Wickford Tales


When Saunderstown, five miles south of Wickford, had its only baggage communication with the outside world through Wickford, and when the LaFarges had come there to live, Mrs. Grant LaFarge, a most charming gentlewoman, had occasion to ask Mr. Weaver to hold a trunk till she could send for it. She wrote him a courteous note, signing it “Florence LaFarge.” Mr. Weaver, not to be outdone, wrote her he would hold the trunk, and signed himself “Clarence LaWeaver.”

The train, after leaving the landing and stopping at Wickford, proceeded at leisure, stopping twice more before it reached Wickford Junction.

George Cranston lived not far from the junction and on his shopping days would wait to leave his house to catch the train till he heard the whistle at the Swamptown Crossing. Then he would leg it up the road—he was always in a hurry—his hat firmly on his head, dressed in his red flannel underdrawers, with his coat and shirt on unbuttoned, and his trousers streaming out behind, held to him by his suspenders around his neck. He would button himself up en route, and the men aboard the train, my father among them, would help him along by screaming down the road, “Hurry up, George! We’re going!” Then someone would blow the whistle. Sometimes the conductor would start the train and pretend to go.

George would add speed and always made it. He would put on his trousers on the back platform, pull his hat on more firmly, then come into the car with the air of a Chesterfield, bowing and shaking hands with all the ladies and passing the time of day in a most courtly manner.

It was George who always told me the news of the town when I had been away. I had just returned from honeymooning in Europe when he told me of Willis Fratus’ wedding and of the second railroad station fire. Both happened when I was gone. I remember thinking, as he told me, how tame Europe was—just one big hotel after another—compared to Wickford, where something was always going on.

Willis Fratus was quite a character. For many years he had had a sick wife to whom he was very kind, but he did get bored and he had a roving eye and a great way with the ladies. His conquests were legion, and many a father would gladly have shot him, but Willis was safe—everyone knew of sick Mamie.

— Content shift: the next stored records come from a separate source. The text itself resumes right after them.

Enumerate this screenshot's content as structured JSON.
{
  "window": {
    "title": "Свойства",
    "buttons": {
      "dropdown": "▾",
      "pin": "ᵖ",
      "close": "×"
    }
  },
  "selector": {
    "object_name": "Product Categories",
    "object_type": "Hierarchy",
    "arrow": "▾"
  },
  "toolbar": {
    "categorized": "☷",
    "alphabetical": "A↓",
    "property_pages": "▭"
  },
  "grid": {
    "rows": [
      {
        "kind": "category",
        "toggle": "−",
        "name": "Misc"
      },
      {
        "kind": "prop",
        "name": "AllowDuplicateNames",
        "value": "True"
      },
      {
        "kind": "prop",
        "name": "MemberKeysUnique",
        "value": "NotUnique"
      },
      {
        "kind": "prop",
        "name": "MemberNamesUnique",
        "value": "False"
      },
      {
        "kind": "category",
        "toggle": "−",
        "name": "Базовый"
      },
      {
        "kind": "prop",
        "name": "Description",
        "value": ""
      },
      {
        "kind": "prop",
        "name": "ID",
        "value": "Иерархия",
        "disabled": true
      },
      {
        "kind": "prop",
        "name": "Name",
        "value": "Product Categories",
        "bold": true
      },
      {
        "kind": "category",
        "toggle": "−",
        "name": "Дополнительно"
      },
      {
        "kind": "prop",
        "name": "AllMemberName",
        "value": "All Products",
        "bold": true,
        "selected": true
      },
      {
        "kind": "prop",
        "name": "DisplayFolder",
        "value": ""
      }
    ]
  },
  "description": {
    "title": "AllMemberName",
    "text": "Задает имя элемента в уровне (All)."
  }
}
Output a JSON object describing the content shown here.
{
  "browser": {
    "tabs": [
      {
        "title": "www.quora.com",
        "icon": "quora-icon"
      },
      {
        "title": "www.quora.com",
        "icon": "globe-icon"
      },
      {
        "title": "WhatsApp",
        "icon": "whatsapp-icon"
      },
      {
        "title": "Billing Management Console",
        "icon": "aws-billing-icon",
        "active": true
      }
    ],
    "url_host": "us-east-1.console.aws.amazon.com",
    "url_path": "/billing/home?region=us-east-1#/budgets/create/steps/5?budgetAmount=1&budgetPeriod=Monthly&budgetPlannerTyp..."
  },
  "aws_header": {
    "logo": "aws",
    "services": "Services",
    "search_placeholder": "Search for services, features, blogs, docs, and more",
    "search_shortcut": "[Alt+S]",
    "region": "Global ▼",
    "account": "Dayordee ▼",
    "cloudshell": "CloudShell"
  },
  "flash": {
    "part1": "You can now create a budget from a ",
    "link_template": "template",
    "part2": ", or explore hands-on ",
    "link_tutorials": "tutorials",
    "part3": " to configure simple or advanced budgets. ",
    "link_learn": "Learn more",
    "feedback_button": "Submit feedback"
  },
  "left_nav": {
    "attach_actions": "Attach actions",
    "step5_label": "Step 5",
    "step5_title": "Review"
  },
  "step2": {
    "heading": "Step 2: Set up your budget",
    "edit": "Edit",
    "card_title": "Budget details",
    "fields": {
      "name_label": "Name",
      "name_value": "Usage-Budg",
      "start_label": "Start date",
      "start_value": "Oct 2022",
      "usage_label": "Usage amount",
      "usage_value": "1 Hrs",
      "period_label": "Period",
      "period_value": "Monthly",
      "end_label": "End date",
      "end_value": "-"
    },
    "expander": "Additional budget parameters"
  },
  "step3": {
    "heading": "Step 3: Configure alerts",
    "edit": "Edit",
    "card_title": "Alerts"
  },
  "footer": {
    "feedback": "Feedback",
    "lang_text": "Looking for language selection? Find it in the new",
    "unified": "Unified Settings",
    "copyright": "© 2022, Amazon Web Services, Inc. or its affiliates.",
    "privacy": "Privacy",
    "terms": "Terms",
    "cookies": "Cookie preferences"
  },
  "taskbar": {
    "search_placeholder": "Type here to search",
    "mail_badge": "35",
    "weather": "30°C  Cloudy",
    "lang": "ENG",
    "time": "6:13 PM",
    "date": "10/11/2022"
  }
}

Miss Micham, the primary-school teacher, was young and very pretty, and smart, too. Willis fell for her like a ton of bricks, but she would have none of him. Willis was sick with longing. George said he looked and acted worse than Mamie.

Just then poor Mamie died. She had many friends, and George Cranston said he gave her his best funeral as a recompense for her years of suffering.

To everyone’s surprise, Willis, the chief mourner, came to the funeral in a new light grey suit and the biggest, whitest kid gloves George said he had ever seen. Usually his clothes were plain and conservative. That day he seemed very conscious of his gloves and held his hands stiffly, as if he were anxious to keep his gloves clean, which was, of course, just the case.

He wore the same suit and gloves two days later when he married Miss Micham. They were very happy.

George said that the fire at the railroad station started at night too, and, as usual, no one knew the cause. George had just retired as fire chief, and at the meeting a few days before, Sam Brown had been elected to succeed him.

All the firemen came to the fire with the beautiful new chemical engine which the town had just bought. Just as they got to the fire, Sam Brown, George’s successor, cried out, “Wait, boys, I forgot my chief’s helmet!” He rushed home, and when he returned with it the station was in ruins. The boys had waited.


Cedar Spring Farm, where my family has always lived, is known as the only place in Wickford where there have been three murders.

The first took place when my father was a little boy, just before the Civil War. Our big hay barn with its great wide doors was formerly used as a clam-bake house, and after a good bake and plenty of cider the men used to pitch horseshoes and bet on their prowess. Sometimes, after the womenfolk left or if it was a stag affair, they would fight gamecocks. Cider seemed to make very ugly drunks, and many fights would ensue.

One beautiful Sunday in September, after a gay bake, a man named Perkins was accused of cheating by pushing his horseshoe nearer the stake.

“Let’s lynch him!” they cried.

He ran away from them, and that was the last anyone saw of him for more than a month. Then one day he was found shot to death high up in the crotch of a great oak tree. He must have climbed the tree after his assailant shot him, for his wounds were such that he could not have been shot at that distance from the ground. Who did it, no one ever knew; but the enormous white oak, still standing, has been called “Dead Man’s Oak” ever since.

Dead Man’s Oak is a quarter of a mile down the lane from Cedar Spring itself, and the house and barn, near which the murder must have taken place, are on a hill just above it. The spring never fails, and the water is pure and cold and rushes out of the ground at about fifty gallons a minute. The Indians identified the spring by the cedar grove surrounding it, hence its name. The little stream from it flows into the saltwater cove nearby.